The question of why there are not widespread, large-scale protests or riots specifically about this is worth considering. Perhaps it should be surprising that no one has burned down an unemployment office. The elusive detail is that we’re talking about people who have long been left to wither; many were left abandoned during the last financial crisis and its aftermath. Millions of ordinary Americans have lived their lives as the frogs boiling in the water of austerity and neoliberal neglect. Instead of channeling their rage into a broken political system that has been unresponsive to their needs, they post about committing suicide on Reddit.

There is obviously a major problem in our political system, where the ongoing disaster unfolding does not necessarily translate into an electoral threat for the Republicans. As my colleague Osita Nwanevu noted recently, the Republican Party is insulated from its own mistakes by the absurdity of the Senate as an institution and their general success in structuring the political system around their continued victory. Like the rich boss’s nephew who gets an internship and spends it fucking around on the internet and harassing his coworkers, the party knows what it can get away with and by how much. Our democracy has been warped such that one of the parties in charge in Washington can flamboyantly embrace the mass death of impoverished Americans, knowing that the consequences will be too minor to be of any real concern.

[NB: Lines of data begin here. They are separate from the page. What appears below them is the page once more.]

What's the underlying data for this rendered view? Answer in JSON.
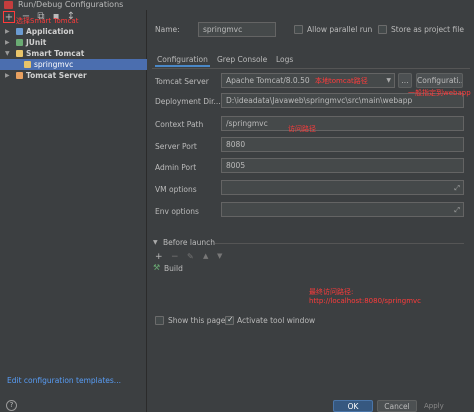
{
  "window": {
    "title": "Run/Debug Configurations"
  },
  "left": {
    "toolbar": {
      "add": "+",
      "remove": "−",
      "copy": "⧉",
      "save": "▪",
      "move": "↕"
    },
    "tree": [
      {
        "label": "Application",
        "icon_color": "#6b9bd2"
      },
      {
        "label": "JUnit",
        "icon_color": "#6aab73"
      },
      {
        "label": "Smart Tomcat",
        "icon_color": "#e8c46a"
      },
      {
        "label": "springmvc",
        "icon_color": "#e8c46a"
      },
      {
        "label": "Tomcat Server",
        "icon_color": "#e8a060"
      }
    ],
    "edit_templates": "Edit configuration templates...",
    "help": "?"
  },
  "annotations": {
    "add_smart_tomcat": "选择Smart Tomcat",
    "tomcat_path": "本地tomcat路径",
    "webapp": "一般指定到webapp",
    "context_path": "访问路径",
    "final_url_title": "最终访问路径:",
    "final_url": "http://localhost:8080/springmvc"
  },
  "form": {
    "name_label": "Name:",
    "name_value": "springmvc",
    "allow_parallel": "Allow parallel run",
    "store_as_file": "Store as project file",
    "tabs": [
      "Configuration",
      "Grep Console",
      "Logs"
    ],
    "tomcat_server_label": "Tomcat Server",
    "tomcat_server_value": "Apache Tomcat/8.0.50",
    "browse_btn": "...",
    "configuration_btn": "Configurati...",
    "deployment_label": "Deployment Dir...",
    "deployment_value": "D:\\ideadata\\Javaweb\\springmvc\\src\\main\\webapp",
    "context_path_label": "Context Path",
    "context_path_value": "/springmvc",
    "server_port_label": "Server Port",
    "server_port_value": "8080",
    "admin_port_label": "Admin Port",
    "admin_port_value": "8005",
    "vm_options_label": "VM options",
    "env_options_label": "Env options",
    "before_launch": "Before launch",
    "before_launch_item": "Build",
    "show_this_page": "Show this page",
    "activate_tool_window": "Activate tool window"
  },
  "footer": {
    "ok": "OK",
    "cancel": "Cancel",
    "apply": "Apply"
  },
  "colors": {
    "bg": "#3c3f41",
    "selection": "#4b6eaf",
    "annotation": "#ff3b3b",
    "link": "#589df6"
  }
}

The surviving residents at nursing homes that let their patients die aren’t likely to present much of a force at the ballot box. The Black and Hispanic people affected by the coronavirus are not a constituency the Republican party seeks to bring into their tent. It feels horribly likely that the anemic response from both congressional Republicans and the White House has a lot to do with the fact that this pandemic affected poor and non-white Americans—people they’ve never had much interest in keeping alive.

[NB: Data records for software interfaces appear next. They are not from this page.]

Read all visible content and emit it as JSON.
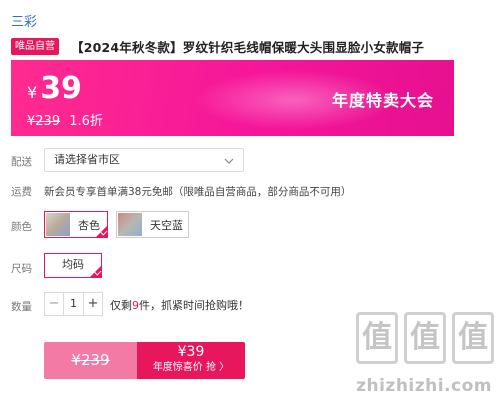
{
  "brand": "三彩",
  "badge": "唯品自营",
  "product_title": "【2024年秋冬款】罗纹针织毛线帽保暖大头围显脸小女款帽子",
  "price": {
    "currency": "¥",
    "current": "39",
    "original": "¥239",
    "discount": "1.6折",
    "slogan": "年度特卖大会"
  },
  "labels": {
    "delivery": "配送",
    "shipping": "运费",
    "color": "颜色",
    "size": "尺码",
    "quantity": "数量"
  },
  "delivery": {
    "placeholder": "请选择省市区"
  },
  "shipping_text": "新会员专享首单满38元免邮（限唯品自营商品，部分商品不可用）",
  "colors": [
    {
      "label": "杏色",
      "selected": true
    },
    {
      "label": "天空蓝",
      "selected": false
    }
  ],
  "size": {
    "label": "均码",
    "selected": true
  },
  "quantity": {
    "minus": "−",
    "value": "1",
    "plus": "+",
    "stock_prefix": "仅剩",
    "stock_count": "9",
    "stock_suffix": "件，抓紧时间抢购哦！"
  },
  "buy": {
    "original_price": "¥239",
    "price": "¥39",
    "label": "年度惊喜价 抢 〉"
  },
  "watermark": {
    "chars": [
      "值",
      "值",
      "值"
    ],
    "site": "zhizhizhi.com"
  },
  "colors_theme": {
    "accent": "#e8175d",
    "link": "#2f6fd6",
    "banner": "#f5169a"
  }
}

In response, we demand that these Americans go and vote. But it’s not that simple. It is true that the less money you have, the less likely you are to vote. In 2018, voters with Bachelor’s and advanced degrees increased their participation by more than 12 percent since 2014; for voters without a high school diploma, the increase was 5 percent. But the barriers to voting are much greater for Black and Hispanic voters. In 2018, one study found much longer wait times in mostly minority districts; the existence of such wait times at all, let alone the images of lines that stretch for hours, disproportionately deter voters who have jobs or children. Universal vote by mail could ameliorate this problem. But even if we didn’t have a president bent on suppressing this option, the obstacles in the way of those who are evicted or otherwise displaced from their homes during the pandemic limits this option. Then, as ever, there is the question of what they are voting for. Most people live in safe seats, and the time to influence who appears on the ballot is mostly passed. Joe Biden notched his victory on Super Tuesday, mere days before the pandemic chased America into lockdown.

The facts are these: We have a country where poor, non-white people are suffering and dying from a mysterious virus and where rich, white people are continuing to live their lives mostly as comfortably as they did before. Our leaders have abdicated their responsibility to do anything about it, and there seems to be no mechanism for throwing them all out. All along, it has felt like something has got to give; some spark will ignite the utterly oppressed and hopeless in this country to say no, to strike, to explode. But the fact remains that in America, when something collapses, it lands on the backs of the poor.